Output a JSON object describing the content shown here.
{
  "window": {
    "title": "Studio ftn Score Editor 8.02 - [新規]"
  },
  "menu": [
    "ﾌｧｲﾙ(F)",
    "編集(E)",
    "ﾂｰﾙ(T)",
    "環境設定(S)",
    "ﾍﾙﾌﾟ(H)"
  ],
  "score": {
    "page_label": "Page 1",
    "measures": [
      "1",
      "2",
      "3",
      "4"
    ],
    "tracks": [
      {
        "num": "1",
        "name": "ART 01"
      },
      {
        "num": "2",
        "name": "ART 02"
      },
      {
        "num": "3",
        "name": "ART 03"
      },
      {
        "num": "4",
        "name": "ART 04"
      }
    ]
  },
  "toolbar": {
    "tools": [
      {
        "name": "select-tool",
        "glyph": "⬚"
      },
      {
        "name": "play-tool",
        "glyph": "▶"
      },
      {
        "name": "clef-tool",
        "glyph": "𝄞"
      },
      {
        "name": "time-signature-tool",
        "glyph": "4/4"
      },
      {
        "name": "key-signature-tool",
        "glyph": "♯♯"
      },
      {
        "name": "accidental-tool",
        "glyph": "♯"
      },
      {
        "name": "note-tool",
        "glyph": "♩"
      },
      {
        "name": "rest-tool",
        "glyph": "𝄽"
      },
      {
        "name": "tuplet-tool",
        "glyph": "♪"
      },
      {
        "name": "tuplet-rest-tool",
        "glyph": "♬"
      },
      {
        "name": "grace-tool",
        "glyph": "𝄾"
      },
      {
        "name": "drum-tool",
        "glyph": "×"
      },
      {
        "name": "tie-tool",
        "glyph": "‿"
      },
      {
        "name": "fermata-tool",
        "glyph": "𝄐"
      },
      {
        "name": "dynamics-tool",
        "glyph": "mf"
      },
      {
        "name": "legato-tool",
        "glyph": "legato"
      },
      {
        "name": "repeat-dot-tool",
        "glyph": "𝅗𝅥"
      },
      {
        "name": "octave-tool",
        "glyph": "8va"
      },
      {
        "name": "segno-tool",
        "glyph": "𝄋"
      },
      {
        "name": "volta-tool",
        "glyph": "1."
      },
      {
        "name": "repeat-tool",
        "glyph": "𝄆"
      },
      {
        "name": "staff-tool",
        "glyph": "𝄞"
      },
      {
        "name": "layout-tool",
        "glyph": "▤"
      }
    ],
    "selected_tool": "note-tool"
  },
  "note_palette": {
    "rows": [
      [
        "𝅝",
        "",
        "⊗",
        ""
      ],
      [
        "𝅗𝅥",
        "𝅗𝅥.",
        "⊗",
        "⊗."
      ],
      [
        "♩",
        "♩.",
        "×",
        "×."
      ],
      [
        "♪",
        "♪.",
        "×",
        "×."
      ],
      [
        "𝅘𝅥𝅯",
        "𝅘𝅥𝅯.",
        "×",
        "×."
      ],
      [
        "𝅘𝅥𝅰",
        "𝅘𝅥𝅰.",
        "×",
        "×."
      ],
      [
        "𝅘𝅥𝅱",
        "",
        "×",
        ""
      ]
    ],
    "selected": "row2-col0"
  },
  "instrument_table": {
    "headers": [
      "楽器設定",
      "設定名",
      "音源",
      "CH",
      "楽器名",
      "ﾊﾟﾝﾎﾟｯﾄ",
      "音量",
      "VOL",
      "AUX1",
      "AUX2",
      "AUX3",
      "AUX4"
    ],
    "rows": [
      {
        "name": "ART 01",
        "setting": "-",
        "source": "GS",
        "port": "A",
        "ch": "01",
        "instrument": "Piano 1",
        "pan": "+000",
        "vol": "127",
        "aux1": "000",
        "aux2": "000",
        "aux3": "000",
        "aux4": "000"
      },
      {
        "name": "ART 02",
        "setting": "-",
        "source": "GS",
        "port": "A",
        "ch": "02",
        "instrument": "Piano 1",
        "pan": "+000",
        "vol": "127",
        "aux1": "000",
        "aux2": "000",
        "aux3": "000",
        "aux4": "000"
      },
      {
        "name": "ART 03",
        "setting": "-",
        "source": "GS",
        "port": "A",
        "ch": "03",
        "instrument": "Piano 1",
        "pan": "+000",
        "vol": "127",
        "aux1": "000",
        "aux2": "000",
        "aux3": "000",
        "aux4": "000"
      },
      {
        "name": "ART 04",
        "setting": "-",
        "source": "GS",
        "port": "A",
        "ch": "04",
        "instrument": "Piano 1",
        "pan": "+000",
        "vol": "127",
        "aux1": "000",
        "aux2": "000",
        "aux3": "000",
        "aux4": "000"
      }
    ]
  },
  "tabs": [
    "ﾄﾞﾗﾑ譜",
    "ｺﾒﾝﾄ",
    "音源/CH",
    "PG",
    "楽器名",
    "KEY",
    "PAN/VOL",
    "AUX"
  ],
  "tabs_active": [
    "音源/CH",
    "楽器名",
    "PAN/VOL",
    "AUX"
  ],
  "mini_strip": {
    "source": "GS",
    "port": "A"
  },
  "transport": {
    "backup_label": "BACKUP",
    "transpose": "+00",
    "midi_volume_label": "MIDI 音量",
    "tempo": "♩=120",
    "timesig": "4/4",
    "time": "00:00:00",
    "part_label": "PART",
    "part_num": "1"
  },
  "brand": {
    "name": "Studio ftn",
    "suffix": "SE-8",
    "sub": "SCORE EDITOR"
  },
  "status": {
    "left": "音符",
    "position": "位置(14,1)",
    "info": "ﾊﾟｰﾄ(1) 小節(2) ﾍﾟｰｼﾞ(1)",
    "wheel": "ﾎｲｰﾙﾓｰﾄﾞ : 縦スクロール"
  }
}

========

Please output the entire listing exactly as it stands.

Output a JSON object describing the content shown here.
{
  "window": {
    "title": "Studio ftn Score Editor 8.02 - [新規]"
  },
  "menu": [
    "ﾌｧｲﾙ(F)",
    "編集(E)",
    "ﾂｰﾙ(T)",
    "環境設定(S)",
    "ﾍﾙﾌﾟ(H)"
  ],
  "score": {
    "page_label": "Page 1",
    "measures": [
      "1",
      "2",
      "3",
      "4"
    ],
    "tracks": [
      {
        "num": "1",
        "name": "ART 01"
      },
      {
        "num": "2",
        "name": "ART 02"
      },
      {
        "num": "3",
        "name": "ART 03"
      },
      {
        "num": "4",
        "name": "ART 04"
      }
    ]
  },
  "toolbar": {
    "tools": [
      {
        "name": "select-tool",
        "glyph": "⬚"
      },
      {
        "name": "play-tool",
        "glyph": "▶"
      },
      {
        "name": "clef-tool",
        "glyph": "𝄞"
      },
      {
        "name": "time-signature-tool",
        "glyph": "4/4"
      },
      {
        "name": "key-signature-tool",
        "glyph": "♯♯"
      },
      {
        "name": "accidental-tool",
        "glyph": "♯"
      },
      {
        "name": "note-tool",
        "glyph": "♩"
      },
      {
        "name": "rest-tool",
        "glyph": "𝄽"
      },
      {
        "name": "tuplet-tool",
        "glyph": "♪"
      },
      {
        "name": "tuplet-rest-tool",
        "glyph": "♬"
      },
      {
        "name": "grace-tool",
        "glyph": "𝄾"
      },
      {
        "name": "drum-tool",
        "glyph": "×"
      },
      {
        "name": "tie-tool",
        "glyph": "‿"
      },
      {
        "name": "fermata-tool",
        "glyph": "𝄐"
      },
      {
        "name": "dynamics-tool",
        "glyph": "mf"
      },
      {
        "name": "legato-tool",
        "glyph": "legato"
      },
      {
        "name": "repeat-dot-tool",
        "glyph": "𝅗𝅥"
      },
      {
        "name": "octave-tool",
        "glyph": "8va"
      },
      {
        "name": "segno-tool",
        "glyph": "𝄋"
      },
      {
        "name": "volta-tool",
        "glyph": "1."
      },
      {
        "name": "repeat-tool",
        "glyph": "𝄆"
      },
      {
        "name": "staff-tool",
        "glyph": "𝄞"
      },
      {
        "name": "layout-tool",
        "glyph": "▤"
      }
    ],
    "selected_tool": "note-tool"
  },
  "note_palette": {
    "rows": [
      [
        "𝅝",
        "",
        "⊗",
        ""
      ],
      [
        "𝅗𝅥",
        "𝅗𝅥.",
        "⊗",
        "⊗."
      ],
      [
        "♩",
        "♩.",
        "×",
        "×."
      ],
      [
        "♪",
        "♪.",
        "×",
        "×."
      ],
      [
        "𝅘𝅥𝅯",
        "𝅘𝅥𝅯.",
        "×",
        "×."
      ],
      [
        "𝅘𝅥𝅰",
        "𝅘𝅥𝅰.",
        "×",
        "×."
      ],
      [
        "𝅘𝅥𝅱",
        "",
        "×",
        ""
      ]
    ],
    "selected": "row2-col0"
  },
  "instrument_table": {
    "headers": [
      "楽器設定",
      "設定名",
      "音源",
      "CH",
      "楽器名",
      "ﾊﾟﾝﾎﾟｯﾄ",
      "音量",
      "VOL",
      "AUX1",
      "AUX2",
      "AUX3",
      "AUX4"
    ],
    "rows": [
      {
        "name": "ART 01",
        "setting": "-",
        "source": "GS",
        "port": "A",
        "ch": "01",
        "instrument": "Piano 1",
        "pan": "+000",
        "vol": "127",
        "aux1": "000",
        "aux2": "000",
        "aux3": "000",
        "aux4": "000"
      },
      {
        "name": "ART 02",
        "setting": "-",
        "source": "GS",
        "port": "A",
        "ch": "02",
        "instrument": "Piano 1",
        "pan": "+000",
        "vol": "127",
        "aux1": "000",
        "aux2": "000",
        "aux3": "000",
        "aux4": "000"
      },
      {
        "name": "ART 03",
        "setting": "-",
        "source": "GS",
        "port": "A",
        "ch": "03",
        "instrument": "Piano 1",
        "pan": "+000",
        "vol": "127",
        "aux1": "000",
        "aux2": "000",
        "aux3": "000",
        "aux4": "000"
      },
      {
        "name": "ART 04",
        "setting": "-",
        "source": "GS",
        "port": "A",
        "ch": "04",
        "instrument": "Piano 1",
        "pan": "+000",
        "vol": "127",
        "aux1": "000",
        "aux2": "000",
        "aux3": "000",
        "aux4": "000"
      }
    ]
  },
  "tabs": [
    "ﾄﾞﾗﾑ譜",
    "ｺﾒﾝﾄ",
    "音源/CH",
    "PG",
    "楽器名",
    "KEY",
    "PAN/VOL",
    "AUX"
  ],
  "tabs_active": [
    "音源/CH",
    "楽器名",
    "PAN/VOL",
    "AUX"
  ],
  "mini_strip": {
    "source": "GS",
    "port": "A"
  },
  "transport": {
    "backup_label": "BACKUP",
    "transpose": "+00",
    "midi_volume_label": "MIDI 音量",
    "tempo": "♩=120",
    "timesig": "4/4",
    "time": "00:00:00",
    "part_label": "PART",
    "part_num": "1"
  },
  "brand": {
    "name": "Studio ftn",
    "suffix": "SE-8",
    "sub": "SCORE EDITOR"
  },
  "status": {
    "left": "音符",
    "position": "位置(14,1)",
    "info": "ﾊﾟｰﾄ(1) 小節(2) ﾍﾟｰｼﾞ(1)",
    "wheel": "ﾎｲｰﾙﾓｰﾄﾞ : 縦スクロール"
  }
}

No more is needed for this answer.